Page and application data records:
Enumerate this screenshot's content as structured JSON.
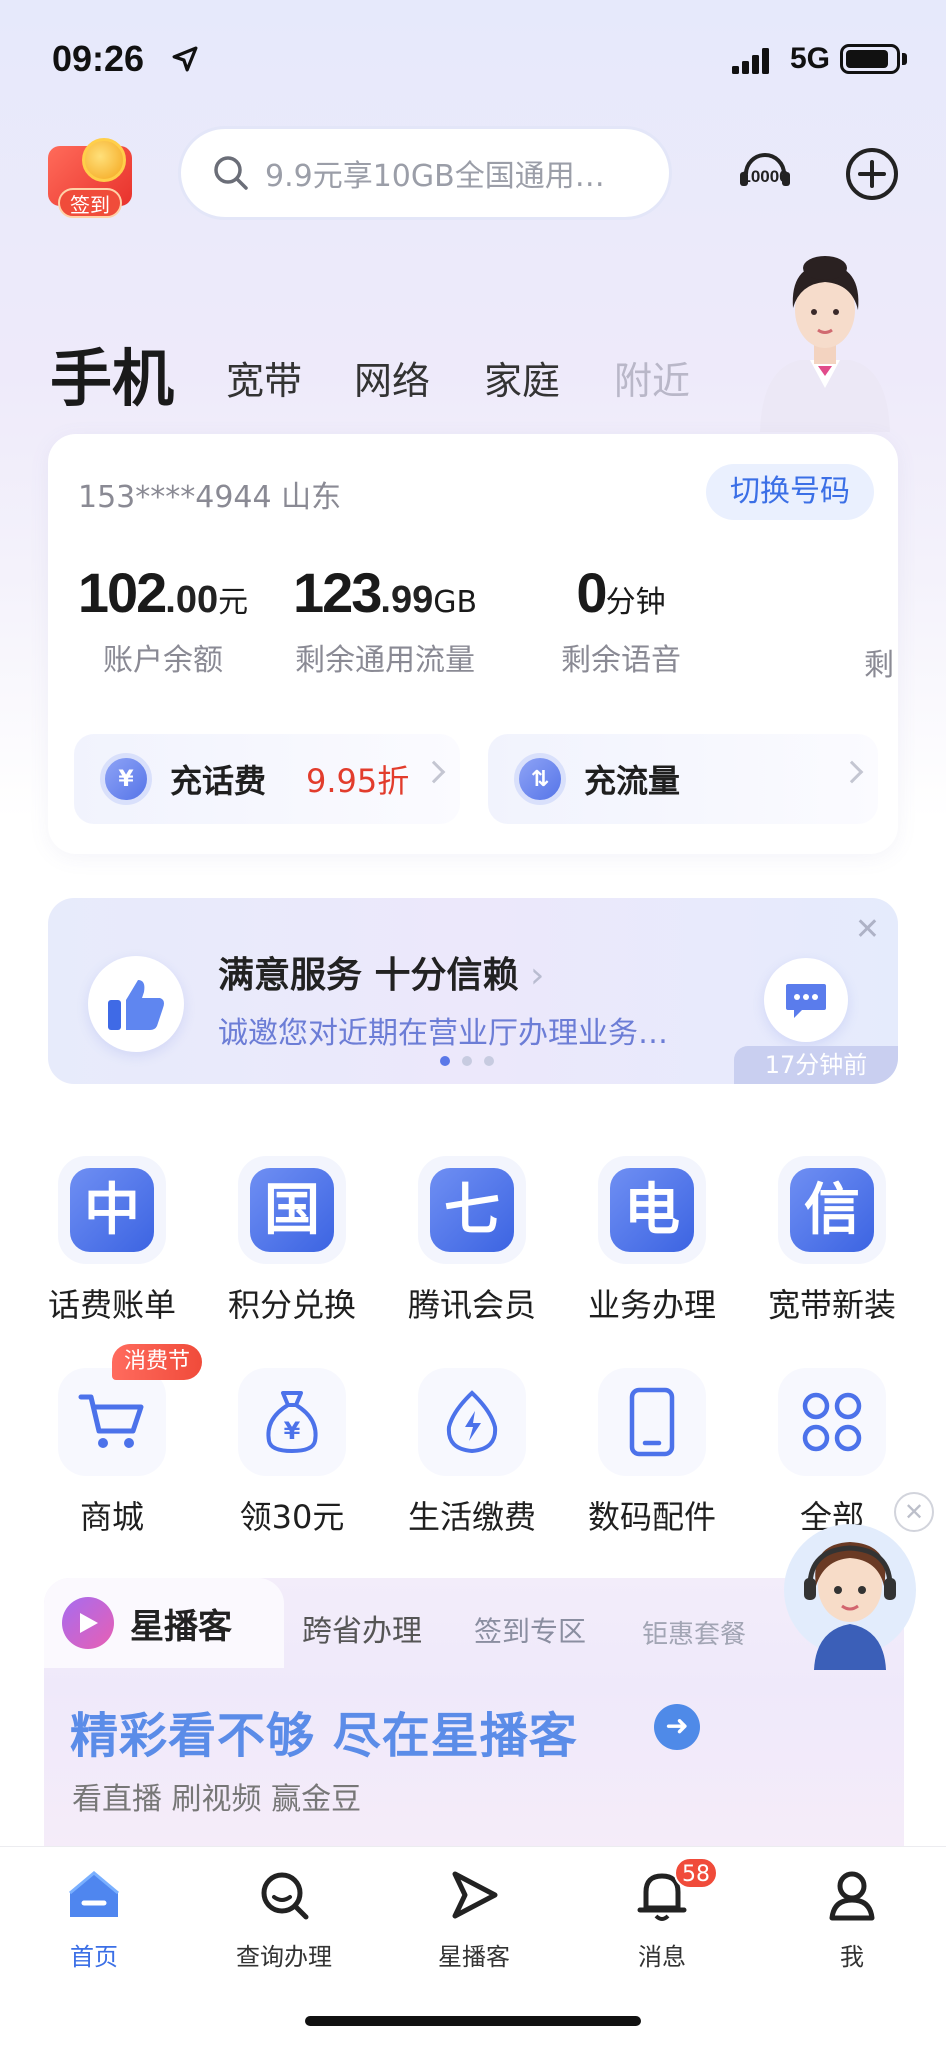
{
  "status_bar": {
    "time": "09:26",
    "network": "5G"
  },
  "header": {
    "checkin_label": "签到",
    "search_placeholder": "9.9元享10GB全国通用…",
    "hotline_icon": "10000-hotline-icon",
    "add_icon": "plus-circle-icon"
  },
  "tabs": {
    "active": "手机",
    "items": [
      "宽带",
      "网络",
      "家庭",
      "附近"
    ]
  },
  "account": {
    "phone": "153****4944",
    "region": "山东",
    "switch_label": "切换号码",
    "stats": [
      {
        "int": "102",
        "dec": ".00",
        "unit": "元",
        "label": "账户余额"
      },
      {
        "int": "123",
        "dec": ".99",
        "unit": "GB",
        "label": "剩余通用流量"
      },
      {
        "int": "0",
        "dec": "",
        "unit": "分钟",
        "label": "剩余语音"
      }
    ],
    "stat_cut_label": "剩",
    "recharge_label": "充话费",
    "recharge_promo": "9.95折",
    "data_label": "充流量"
  },
  "feedback_banner": {
    "title": "满意服务 十分信赖",
    "subtitle": "诚邀您对近期在营业厅办理业务…",
    "time": "17分钟前",
    "page": 1,
    "pages": 3
  },
  "grid_row1": [
    {
      "glyph": "中",
      "label": "话费账单"
    },
    {
      "glyph": "国",
      "label": "积分兑换"
    },
    {
      "glyph": "七",
      "label": "腾讯会员"
    },
    {
      "glyph": "电",
      "label": "业务办理"
    },
    {
      "glyph": "信",
      "label": "宽带新装"
    }
  ],
  "grid_row2": [
    {
      "icon": "cart-icon",
      "label": "商城"
    },
    {
      "icon": "money-bag-icon",
      "label": "领30元"
    },
    {
      "icon": "bolt-icon",
      "label": "生活缴费"
    },
    {
      "icon": "phone-device-icon",
      "label": "数码配件"
    },
    {
      "icon": "apps-grid-icon",
      "label": "全部"
    }
  ],
  "festival_badge": "消费节",
  "star_section": {
    "name": "星播客",
    "tabs": [
      "跨省办理",
      "签到专区",
      "钜惠套餐"
    ],
    "headline": "精彩看不够 尽在星播客",
    "sub": "看直播 刷视频 赢金豆"
  },
  "bottom_nav": {
    "items": [
      {
        "label": "首页"
      },
      {
        "label": "查询办理"
      },
      {
        "label": "星播客"
      },
      {
        "label": "消息"
      },
      {
        "label": "我"
      }
    ],
    "badge": "58"
  },
  "colors": {
    "accent": "#3b6fe6",
    "promo": "#e23c2c",
    "badge": "#f04b3a"
  }
}
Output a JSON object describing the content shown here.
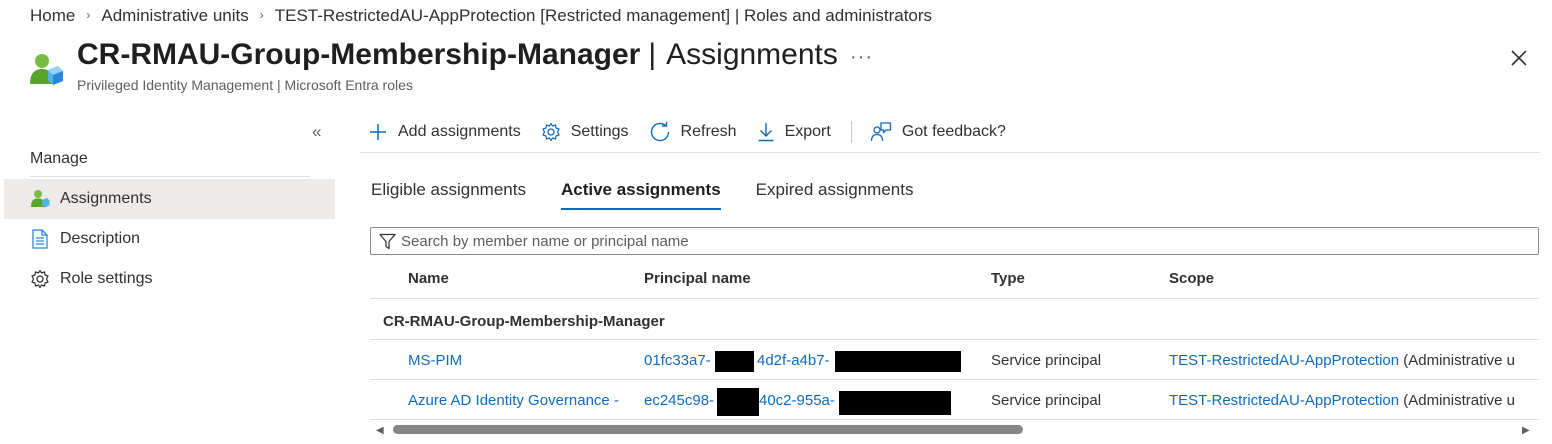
{
  "breadcrumb": {
    "items": [
      "Home",
      "Administrative units",
      "TEST-RestrictedAU-AppProtection [Restricted management] | Roles and administrators"
    ]
  },
  "header": {
    "title_strong": "CR-RMAU-Group-Membership-Manager",
    "title_separator": "|",
    "title_light": "Assignments",
    "subtitle": "Privileged Identity Management | Microsoft Entra roles",
    "more_label": "···",
    "close_icon": "close-icon"
  },
  "sidebar": {
    "collapse_label": "«",
    "section_title": "Manage",
    "items": [
      {
        "label": "Assignments",
        "icon": "assignments-icon",
        "selected": true
      },
      {
        "label": "Description",
        "icon": "description-icon",
        "selected": false
      },
      {
        "label": "Role settings",
        "icon": "gear-icon",
        "selected": false
      }
    ]
  },
  "toolbar": {
    "add_label": "Add assignments",
    "settings_label": "Settings",
    "refresh_label": "Refresh",
    "export_label": "Export",
    "feedback_label": "Got feedback?"
  },
  "tabs": [
    {
      "label": "Eligible assignments",
      "active": false
    },
    {
      "label": "Active assignments",
      "active": true
    },
    {
      "label": "Expired assignments",
      "active": false
    }
  ],
  "search": {
    "placeholder": "Search by member name or principal name",
    "value": ""
  },
  "table": {
    "columns": [
      "Name",
      "Principal name",
      "Type",
      "Scope"
    ],
    "group": "CR-RMAU-Group-Membership-Manager",
    "rows": [
      {
        "name": "MS-PIM",
        "principal_a": "01fc33a7-",
        "principal_b": "4d2f-a4b7-",
        "type": "Service principal",
        "scope_link": "TEST-RestrictedAU-AppProtection",
        "scope_suffix": " (Administrative u"
      },
      {
        "name": "Azure AD Identity Governance -",
        "principal_a": "ec245c98-",
        "principal_b": "40c2-955a-",
        "type": "Service principal",
        "scope_link": "TEST-RestrictedAU-AppProtection",
        "scope_suffix": " (Administrative u"
      }
    ]
  },
  "colors": {
    "link": "#0f6cbd",
    "accent": "#0f6cbd",
    "selected_bg": "#edebe9",
    "redaction": "#000000"
  }
}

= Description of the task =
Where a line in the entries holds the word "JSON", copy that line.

= Task solution =
Enumerate this screenshot's content as structured JSON.
Output a JSON object describing the content shown here.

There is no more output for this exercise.